With the U.S Dollar (USD) gaining strength in the global currency game, it has resulted in the Canadian Dollar (CAD) losing some ground. While this means that shopping in USD is more expensive for Canadians, it’s great news for those who have some of their nest egg or generate income in USD.
While it’s a great time to own USD, how does someone convert USD to CAD without getting gouged by the bank? The answer – Norbert’s Gambit.
I wrote an article about Norbert’s Gambit using the DLR and DLR.U ETFs as a cheap way to convert CAD to USD. Basically you would
- Buy the DLR ETF in CAD;
- Ask the discount brokerage to journal your CAD DLR position to USD DLR.U (usually by phone and free of charge, others are automatic); and,
- Sell DLR.U in the US market.
Voila, you now have USD without the big FX fees (up to 2% of total conversion). While the process may take up to 5 days to complete, there is very little currency risk as your foreign exchange rate (FX) is locked in as soon as you buy DLR. Here’s an article providing a little more detail on the DLR/DLR.U conversion with Questrade.
Using DLR/DLR.U is a cost effective and low risk way to convert CAD to USD, but not as great when converting from USD back to CAD. The reason is that going in reverse order, buying DLR.U and selling DLR, exposes you to FX volatility. In other words, while waiting for your shares to journal over (up to 5 days), the FX rate (ie. the value of DLR) can changed dramatically.
So back to the question, how do we use Norbert’s Gambit to cost effectively exchange USD to CAD with minimal risk? This strategy will allow FX at around spot rate and involves;
- Buying and selling highly liquid “inter-listed” stocks (ie. stocks listed on both the TSX and NYSE); and,
- Using a discount brokerage account that automatically journals (ie. moves) shares between CAD and USD (RBC Direct Investing or BMO InvestorLine). The automatic journaling of shares is an important feature as it reduces the risk and amount of FX movement while you are holding the shares.
Here are a list of potential high volume, low bid-ask spread stocks that are inter-listed on the TSX and NYSE(generated from TMX.COM). Personally, I like using the big banks, the higher the share price, the better.
TSX/US Symbol Issue Name
AGU/AGU Agrium Inc.
BMO/BMO Bank of Montreal
BNS/BNS Bank of Nova Scotia (The)
BCE/BCE BCE Inc.
CM/CM Canadian Imperial Bank of Commerce
CNR/CNI Canadian National Railway Co.
CNQ/CNQ Canadian Natural Resources Limited
CP/CP Canadian Pacific Railway Ltd.
CVE/CVE Cenovus Energy Inc.
ENB/ENB Enbridge Inc.
ECA/ECA Encana Corporation
IMO/IMO Imperial Oil Limited
MFC/MFC Manulife Financial Corporation
POT/POT Potash Corp of Saskatchewan Inc.
RCI.B/RCI Rogers Communications Inc. Cl B NV
RY/RY Royal Bank of Canada
SLF/SLF Sun Life Financial Inc.
SU/SU Suncor Energy Inc.
TCK.B/TCK Teck Resources Ltd. Cl B SV
TRI/TRI Thomson Reuters Corporation
TD/TD Toronto-Dominion Bank (The)
TRP/TRP TransCanada Corporation
Instructions on Converting USD to CAD
1. Using a BMO or RBC discount brokerage account, buy an inter-listed stock (listed above) with high volume/liquidity and with a low bid/ask spread.
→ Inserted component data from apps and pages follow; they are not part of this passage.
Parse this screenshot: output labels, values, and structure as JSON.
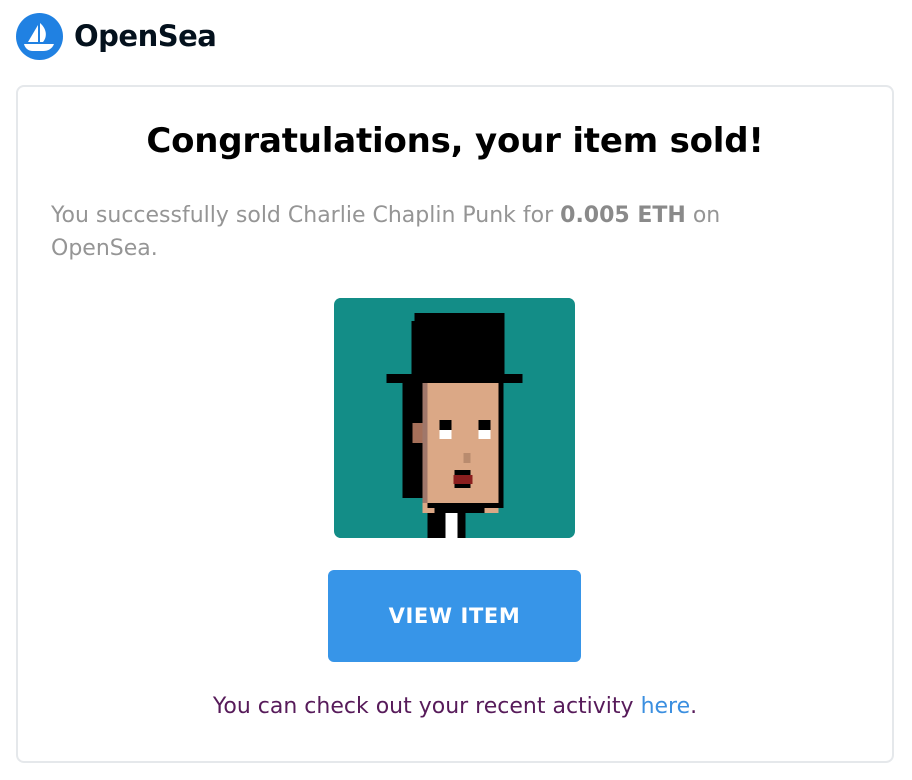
{
  "header": {
    "logo_icon": "opensea-boat-icon",
    "brand_name": "OpenSea",
    "brand_color": "#2081E2"
  },
  "email": {
    "title": "Congratulations, your item sold!",
    "message_prefix": "You successfully sold Charlie Chaplin Punk for ",
    "price": "0.005 ETH",
    "message_suffix": " on OpenSea.",
    "item_image": {
      "subject": "pixel-art punk with black bowler hat",
      "background_color": "#138d87"
    },
    "view_button_label": "VIEW ITEM",
    "view_button_color": "#3795e8",
    "footer_prefix": "You can check out your recent activity ",
    "footer_link": "here",
    "footer_suffix": "."
  }
}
Since we are converting from USD to CAD, buy the USD version of the stock at the “ask” price. You can also use this trick for converting CAD to USD but you would do the opposite and buy the CAD version of the stock. Lets use an example of buying RY on the NYSE @ $72.83 USD (Nov 14, 2014).
2. After executing the BUY trade, immediately initiate a SELL in the opposite currency. In this example, if you bought RY on a US exchange, immediately sell RY at the “bid” price on the TSX (ie. in CAD). On Nov 14, this would have resulted in obtaining $82.21 CAD, this works out to be about spot rate (ie. no extra FX fees) depending on the bid/ask spread.
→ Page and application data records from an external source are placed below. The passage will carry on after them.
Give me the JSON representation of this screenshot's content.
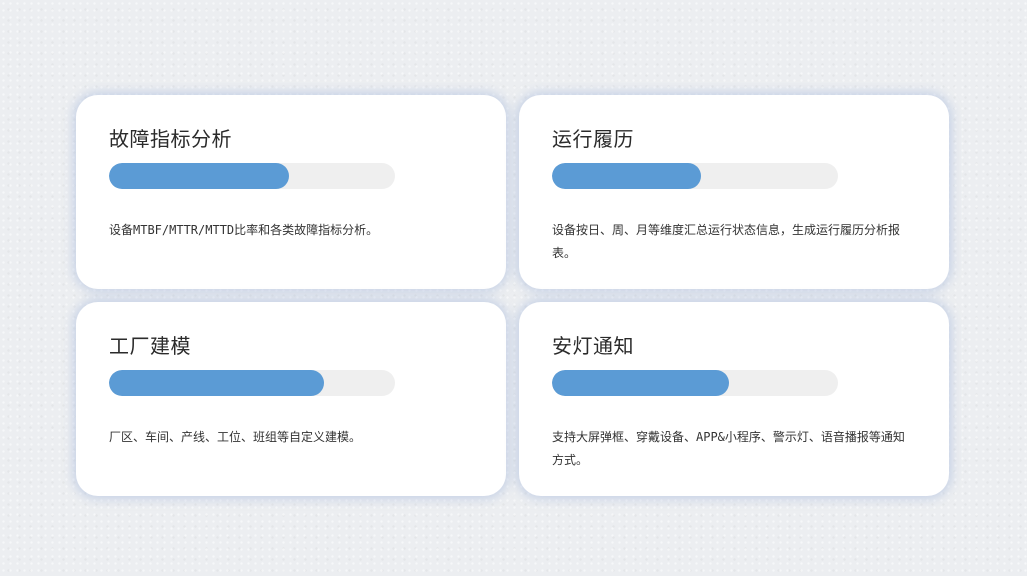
{
  "colors": {
    "background": "#eceef1",
    "card": "#ffffff",
    "accent": "#5b9bd5",
    "track": "#efefef",
    "text": "#333333"
  },
  "cards": [
    {
      "title": "故障指标分析",
      "progress_percent": 63,
      "description": "设备MTBF/MTTR/MTTD比率和各类故障指标分析。"
    },
    {
      "title": "运行履历",
      "progress_percent": 52,
      "description": "设备按日、周、月等维度汇总运行状态信息，生成运行履历分析报表。"
    },
    {
      "title": "工厂建模",
      "progress_percent": 75,
      "description": "厂区、车间、产线、工位、班组等自定义建模。"
    },
    {
      "title": "安灯通知",
      "progress_percent": 62,
      "description": "支持大屏弹框、穿戴设备、APP&小程序、警示灯、语音播报等通知方式。"
    }
  ]
}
3. You may notice that the balances in your brokerage account may seem a bit “off”. Effectively, you have shorted a stock thus sometimes showing a negative balance, but the system will sort itself out within a week or so.
While using this strategy is a cost effective method of eliminating the hidden fees that discount brokerages charge for FX conversion, there are some caveats. First, you need to have an account with a discount brokerage that offers automatic journaling of shares. Without this, you are exposing yourself to FX and share price volatility. In addition, you need to pick an inter-listed stock with low volatility. To help reduce volatility, do a quick “news” search of the company for that day and avoid this strategy during company earnings.If you would like to read more articles like this, you can sign up for my free newsletter service below (we will not spam you).